Food Coach Marcella Friel on Buddhism, Body Image, and Forgiveness

Careful reflection or speaking with a contemplative eating coach can easily lead to the insight that our relationship with food is intimately woven into every aspect of our lives. From the gut to global society, consciousness to consumerism—what and how we eat shapes not only our bodies but our whole experience of the world. In some cases, it may be more pronounced: binging, purging, and obsessing. On other levels it may be slower, or more subtle. But every action has endless results, and the food we buy, chew, and swallow is most definitely not exempt from this truth known as karma. As a longtime buddhist practitioner and food coach, Marcella Friel has a lot to say about all of this. Far from simply designing weight–loss plans, her work of guiding people in their journeys with food involves supporting them as they confront the deepest levels of their self–identity as well as coaching them in bringing forgiveness to wounded areas of their beings.   Intense as it is, the fruition of this work seems to be well worth it, as …

Alan Watts: How to Stop Time — a short film by Jason Lee Segal

The humor and poetic sense with which British philosopher Alan Watts delivered his lectures is perhaps as celebrated as the content of the material itself — which was groundbreaking in bringing Eastern philosophical thought and spirituality to the west in the 1950s and 60s. In more recent years, this enthusiasm for Watts’s spoken word has manifested as a trend of creative online videos — fusing imagery, music, and audio recordings of the bard himself. Shambhala Mountain Center’s own Jason Lee Segal has recently published a freaking awesome contribution to this sub-genre — using visuals captured on the Shambhala Mountain land (and a few shots from surrounding mountain vistas). This isn’t the first time Jason has honored the majestic beauty of the SMC land and culture through his gorgeous filmmaking. And each time he does, it makes us want to dance! We hope this short film moves you as much as it moves us. And, check out more of Jason’s work here: http://jasonleesegal.com/  About the Authors Jason Lee Segal is a writer/director currently residing in Los Angeles, CA. He …

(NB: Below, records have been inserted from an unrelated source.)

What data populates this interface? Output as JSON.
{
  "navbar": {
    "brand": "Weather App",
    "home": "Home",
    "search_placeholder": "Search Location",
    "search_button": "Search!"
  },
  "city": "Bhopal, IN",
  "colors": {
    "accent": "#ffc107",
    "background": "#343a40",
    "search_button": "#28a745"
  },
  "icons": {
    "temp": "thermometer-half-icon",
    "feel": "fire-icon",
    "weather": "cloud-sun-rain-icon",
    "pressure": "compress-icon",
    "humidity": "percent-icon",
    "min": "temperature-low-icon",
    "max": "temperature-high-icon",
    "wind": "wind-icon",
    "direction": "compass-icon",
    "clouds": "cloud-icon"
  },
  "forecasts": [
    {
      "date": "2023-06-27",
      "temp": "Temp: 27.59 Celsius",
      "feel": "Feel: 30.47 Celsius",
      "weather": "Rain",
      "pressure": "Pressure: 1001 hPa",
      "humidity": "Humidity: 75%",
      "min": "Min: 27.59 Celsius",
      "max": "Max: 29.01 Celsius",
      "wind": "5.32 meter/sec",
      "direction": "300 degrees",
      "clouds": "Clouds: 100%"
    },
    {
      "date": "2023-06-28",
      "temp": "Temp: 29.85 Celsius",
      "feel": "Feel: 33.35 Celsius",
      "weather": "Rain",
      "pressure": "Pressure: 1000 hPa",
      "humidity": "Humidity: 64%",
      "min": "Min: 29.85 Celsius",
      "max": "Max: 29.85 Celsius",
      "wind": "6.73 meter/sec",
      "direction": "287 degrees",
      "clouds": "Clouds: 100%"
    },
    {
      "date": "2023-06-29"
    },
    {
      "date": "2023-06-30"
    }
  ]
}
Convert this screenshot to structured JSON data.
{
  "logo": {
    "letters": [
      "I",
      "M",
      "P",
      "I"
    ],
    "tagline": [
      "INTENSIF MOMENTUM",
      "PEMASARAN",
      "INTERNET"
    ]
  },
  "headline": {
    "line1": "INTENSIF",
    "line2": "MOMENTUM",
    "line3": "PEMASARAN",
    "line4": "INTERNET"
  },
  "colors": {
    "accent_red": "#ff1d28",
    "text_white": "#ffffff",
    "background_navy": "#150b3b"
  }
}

WATCH: Orgyen Chowang Rinpoche Describes Pristine Mind

If you’re in the mood to sit in the presence of a Tibetan meditation master as he describes the nature of mind, go full-screen and settle into the video below, which brings you face-to-face with Orgyen Chowang Rinpoche as he offers a profound and deeply personal message. Happiness, he says, is unlikely to be found by chasing external conditions. Rather, through meditation, we can discover happiness within — along with what he calls “Pristine Mind.” The latter term is central to Rinpoche’s teachings, and is drawn from the legendary Padmasambhava. Recently, Shambhala Publications released Our Pristine Mind: A Practical Guide to Unconditional Happiness — a book in which Orgyen Chowang Rinpoche teaches in depth on Pristine Mind, and offers instructions for beginning meditators up through the attainment of enlightenment. In this video, Rinpoche offers an intimate taste of Pristine Mind, and then leads a calm abiding meditation. Let go, and enjoy! Shambhala Mountain Center hosts Finding Happiness Within: Reconnecting with Your Natural State through Pristine Mind Meditation with Orgyen Chowang Rinpoche, September 2–4 — click here to learn more. About …